The simple action of identifying where the assets are physically located can be elusive due to lack of asset tracking capabilities and process adherence. Secondly, the physical recovery of the asset can be a challenge since they are often in remote areas to those responsible for reclamation. Assuming the assets can be located and physically returned to a central facility for storage and the asset management organization must triage the returned product to determine options for disposition. Furthermore, there are often challenges from an asset accounting perspective of being able to effectively share assets across entities. The key is an effective reverse logistics capability – centralized models are often the most effective at facilitating asset recovery.
Value Recovery: Plan to Value Realization
After physical recovery of the asset, there are more challenges that must be overcome in order to optimize the value recovery phase. A plan must be defined for how to best utilize the recovered assets. The first step has already been mentioned, inventory visibility, but there is more to it than visibility to assets in the field for recovery. A global view of all asset supply streams in the Supply Chain is required, meaning assets in the field, central warehouse, repair pipeline, and purchase pipeline. The global view of demand needs to be reconciled with the supply view in order to determine the appropriate re-use opportunity which is often times difficult due to regional visibility issues. Lastly, an influential and data driven excess and obsolete management program is required to properly disposition assets for re-sell and recycling.
Finally, organizational management incentives and accounting treatments often conflict with the goal of maximizing value in asset recovery. Efficient asset management is the responsibility of the entire company and should be a major priority for the most impacted organizations such as accounting, finance, network operations and supply chain. These organizations must be properly incented to share assets across geography and organizational boundaries in order to optimize asset recovery value. The group must create business rules related to the asset lifecycle management strategy such as what products should be re-used and what should end of life. Rules must be defined for when assets are to be re-used, repaired, or scrapped. The rules should be reviewed and may change based on demand, availability, and costs.
While challenges exist in building the right processes, establishing the correct set of policies and aligning teams on common metrics, the opportunity is clearly substantial. A comprehensive view of the asset management life cycle is fundamental – understanding that the reverse flow is as important as the forward flow is a start. From there, the gaps in capabilities described here become more apparent, but so does the path to drive value in network asset recovery.
Thomas Jones is a Senior Manager in Accenture’s Strategy practice with a focus in Communications, Media, and Technology. He has worked at multiple asset intensive clients focusing in the communications industry. He has significant experience in asset management, planning, supply chain transformation, inventory management, sales and operations planning, and network optimization. Based in Overland Park, he can be reached at firstname.lastname@example.org

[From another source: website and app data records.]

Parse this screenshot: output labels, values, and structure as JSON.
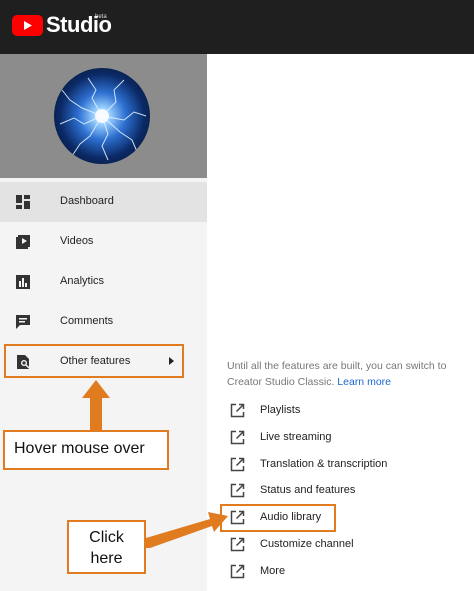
{
  "header": {
    "logo_text": "Studio",
    "logo_beta": "beta",
    "brand_color": "#ff0000"
  },
  "sidebar": {
    "items": [
      {
        "label": "Dashboard",
        "icon": "dashboard-icon",
        "active": true
      },
      {
        "label": "Videos",
        "icon": "videos-icon",
        "active": false
      },
      {
        "label": "Analytics",
        "icon": "analytics-icon",
        "active": false
      },
      {
        "label": "Comments",
        "icon": "comments-icon",
        "active": false
      },
      {
        "label": "Other features",
        "icon": "other-features-icon",
        "active": false,
        "has_submenu": true
      }
    ]
  },
  "submenu": {
    "info_text": "Until all the features are built, you can switch to Creator Studio Classic.",
    "learn_more": "Learn more",
    "items": [
      {
        "label": "Playlists",
        "icon": "external-link-icon"
      },
      {
        "label": "Live streaming",
        "icon": "external-link-icon"
      },
      {
        "label": "Translation & transcription",
        "icon": "external-link-icon"
      },
      {
        "label": "Status and features",
        "icon": "external-link-icon"
      },
      {
        "label": "Audio library",
        "icon": "external-link-icon",
        "highlighted": true
      },
      {
        "label": "Customize channel",
        "icon": "external-link-icon"
      },
      {
        "label": "More",
        "icon": "external-link-icon"
      }
    ]
  },
  "annotations": {
    "hover_text": "Hover mouse over",
    "click_line1": "Click",
    "click_line2": "here",
    "accent_color": "#e07b20"
  }
}
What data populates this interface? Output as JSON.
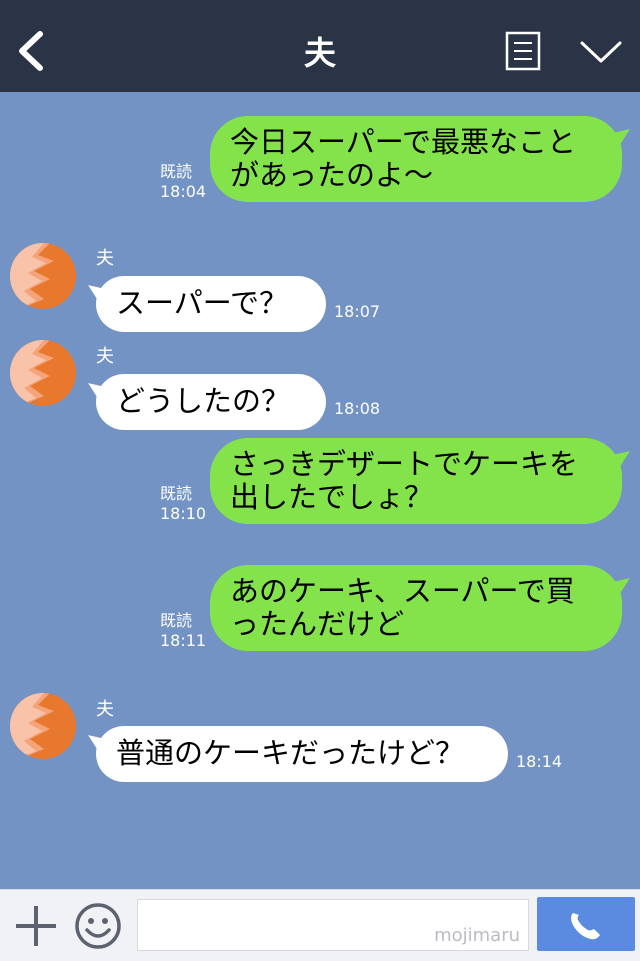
{
  "header": {
    "title": "夫",
    "back_icon": "chevron-left-icon",
    "menu_icon": "menu-list-icon",
    "collapse_icon": "chevron-down-icon"
  },
  "messages": [
    {
      "from": "me",
      "text": "今日スーパーで最悪なこと\nがあったのよ〜",
      "read_label": "既読",
      "time": "18:04"
    },
    {
      "from": "them",
      "sender": "夫",
      "text": "スーパーで？",
      "time": "18:07"
    },
    {
      "from": "them",
      "sender": "夫",
      "text": "どうしたの？",
      "time": "18:08"
    },
    {
      "from": "me",
      "text": "さっきデザートでケーキを\n出したでしょ？",
      "read_label": "既読",
      "time": "18:10"
    },
    {
      "from": "me",
      "text": "あのケーキ、スーパーで買\nったんだけど",
      "read_label": "既読",
      "time": "18:11"
    },
    {
      "from": "them",
      "sender": "夫",
      "text": "普通のケーキだったけど？",
      "time": "18:14"
    }
  ],
  "footer": {
    "plus_icon": "plus-icon",
    "emoji_icon": "smiley-icon",
    "input_value": "",
    "watermark": "mojimaru",
    "call_icon": "phone-icon"
  },
  "colors": {
    "header": "#2a3446",
    "chat_bg": "#7293c4",
    "bubble_me": "#84e34a",
    "bubble_them": "#ffffff",
    "call_button": "#5b8be0"
  }
}
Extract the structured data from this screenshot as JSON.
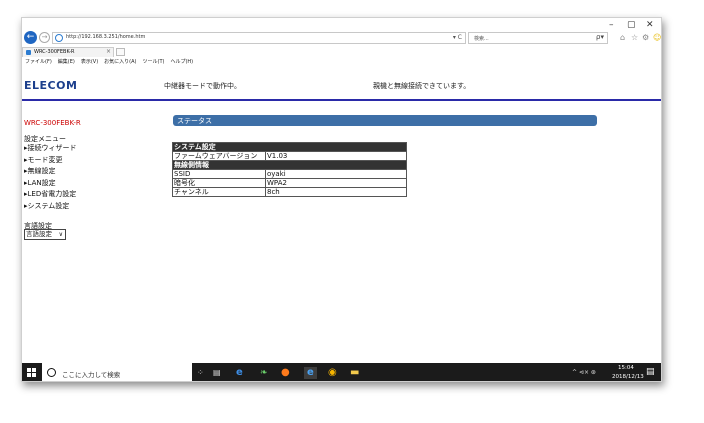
{
  "window": {
    "min": "–",
    "max": "▢",
    "close": "✕"
  },
  "browser": {
    "url": "http://192.168.3.251/home.htm",
    "url_controls": "▾ C",
    "search_placeholder": "検索...",
    "search_icon": "ρ▾",
    "tab_title": "WRC-300FEBK-R",
    "tab_close": "×",
    "menu": [
      "ファイル(F)",
      "編集(E)",
      "表示(V)",
      "お気に入り(A)",
      "ツール(T)",
      "ヘルプ(H)"
    ]
  },
  "page": {
    "logo": "ELECOM",
    "mode_message": "中継器モードで動作中。",
    "connection_message": "親機と無線接続できています。",
    "model": "WRC-300FEBK-R",
    "menu_title": "設定メニュー",
    "menu": [
      "▸接続ウィザード",
      "▸モード変更",
      "▸無線設定",
      "▸LAN設定",
      "▸LED省電力設定",
      "▸システム設定"
    ],
    "language_title": "言語設定",
    "language_select": "言語設定",
    "section_title": "ステータス",
    "table": {
      "system_header": "システム設定",
      "firmware_label": "ファームウェアバージョン",
      "firmware_value": "V1.03",
      "wireless_header": "無線側情報",
      "ssid_label": "SSID",
      "ssid_value": "oyaki",
      "encryption_label": "暗号化",
      "encryption_value": "WPA2",
      "channel_label": "チャンネル",
      "channel_value": "8ch"
    }
  },
  "taskbar": {
    "search_text": "ここに入力して検索",
    "tray": "^ ⊲× ⊛",
    "time": "15:04",
    "date": "2018/12/13",
    "notification_count": "2"
  }
}
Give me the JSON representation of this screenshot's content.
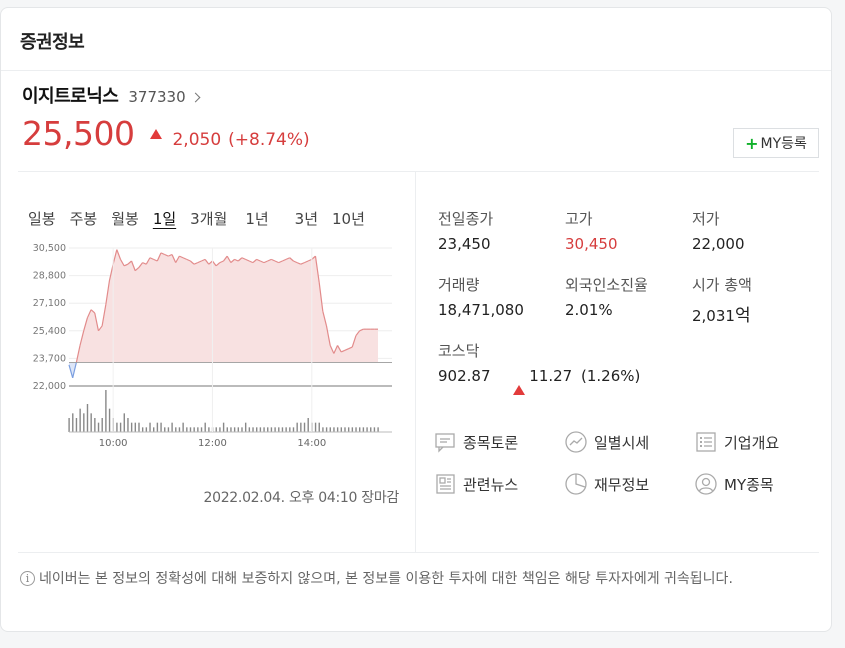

Steve Ambo is a Managing Director in Accenture’s Communications, Media, and Technology practice. Steve has developed supply chain and business strategies for some of the leading communications companies in North America. He has extensive experience in asset based supply chains such as network infrastructure and customer premise equipment. Based in Atlanta, he can be reached at email@example.com